Dorset Council has given planning permission to a developer to create 19 new homes on the Old Malthouse site in Langton Matravers near Swanage, despite the objection from the parish council that the plans do not include any affordable housing.
This follows a meeting of the Dorset Council Eastern Area planning committee on Wednesday 30th September 2020.
The development will convert the Old Malthouse building into flats, demolish some buildings to the rear of the site and construct new properties, including houses and a bungalow in the grounds of the old brewery.
The site that includes the Grade II listed building, was most recently used as a residential activity centre and before that, it was a private school. It’s located on the corner of the High Street and Old Malthouse Lane, and is adjacent to St George’s Primary School.
“The main need is for affordable homes”
Langton Matravers Parish Council in a written submission, listed its objections which included the lack of affordable housing provision, no restriction to prevent the housing being used as second homes, the loss of trees, the disturbance to bat, swift and house martin roosts and the lack of environmentally-friendly features like solar panels and ground source heat pumps.
In its letter, it referred to the National Planning Policy Framework which states that in rural areas, planning policies and decisions should be responsive to local circumstances and support housing developments that reflect local needs. It said:
“This development does not do either, as the main need is for affordable homes. Recent newbuilds in the village have been almost exclusively sold for the second or holiday home market, which does not meet local needs.”
“A sensible and beneficial high quality new residential scheme”
The planning consultancy on behalf of the developer, Old Malthouse (Purbeck) submitted evidence in support of the application. It said:
“This application proposal represents a sensible and beneficial high quality new residential scheme in a sustainable village location. This potential to provide 20 (later reduced to 19) new homes represents a considerable benefit to be given much weight in this constrained area, with an unmet housing need.
“The layout and proposed scale of development has been carefully conceived to ensure that it respects the character and appearance of the Conservation Area and the protected AONB landscape.
“Considerable benefits are proposed through the removal of unsightly and redundant school buildings and a sensitive conversion and redevelopment scheme.”
Following a presentation of the plans by a Dorset Council planning officer, councillors discussed the proposal with views expressed both for and against the merits of the development.
Swanage-elected councillor Bill Trite said:
“We should be attaching far more weight in my opinion to the views of an active and very lively parish council…My view here is very much that this proposal needs quite substantial amendment before I for one will be supporting it.”
Officers couldn’t request the delivery of affordable housing
Planning officers said that because it was a brownfield development, it meant that the application did not meet the threshold which would have triggered the requirement for affordable housing, so officers couldn’t request the delivery of affordable housing.
In relation to the issues on eco credentials and second homes, the chair of the meeting, councillor Toni Coombs explained that there were current constraints that made it not possible for the council to insist on environmentally friendly measures or to impose restrictions on the development being used as second homes.

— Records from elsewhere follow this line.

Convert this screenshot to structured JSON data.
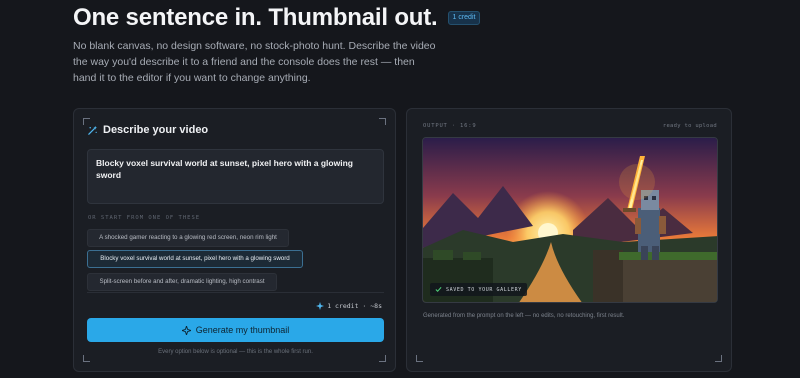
{
  "hero": {
    "title": "One sentence in. Thumbnail out.",
    "badge": "1 credit",
    "description": "No blank canvas, no design software, no stock-photo hunt. Describe the video the way you'd describe it to a friend and the console does the rest — then hand it to the editor if you want to change anything."
  },
  "form": {
    "title": "Describe your video",
    "prompt_value": "Blocky voxel survival world at sunset, pixel hero with a glowing sword",
    "suggestions_label": "OR START FROM ONE OF THESE",
    "suggestions": [
      "A shocked gamer reacting to a glowing red screen, neon rim light",
      "Blocky voxel survival world at sunset, pixel hero with a glowing sword",
      "Split-screen before and after, dramatic lighting, high contrast"
    ],
    "active_suggestion": 1,
    "cost": "1 credit · ~8s",
    "generate_label": "Generate my thumbnail",
    "footnote": "Every option below is optional — this is the whole first run."
  },
  "output": {
    "label": "OUTPUT · 16:9",
    "status": "ready to upload",
    "saved_tag": "SAVED TO YOUR GALLERY",
    "caption": "Generated from the prompt on the left — no edits, no retouching, first result."
  },
  "colors": {
    "background": "#15171c",
    "panel": "#1b1e24",
    "accent": "#2aa8e8",
    "badge": "#5db8f0"
  },
  "icons": {
    "form_header": "magic-wand-icon",
    "cost": "sparkle-icon",
    "generate": "sparkle-icon",
    "saved": "check-icon"
  }
}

Policy to encourage renewable energy
Toni Coombs said that a planning policy to encourage renewable energy to be integrated into all new buildings was part of the Climate and Ecological Emergency Report, that was currently being considered by Dorset Council.
Restrict second homes
She added that there was currently a legal challenge to its policy to restrict second homes, so that couldn’t be applied to any planning application until the matter had been resolved.
Following a vote 7 to 2 in favour, planning permission was granted. The two councillors who objected were councillor Bill Trite and councillor Alex Brenton.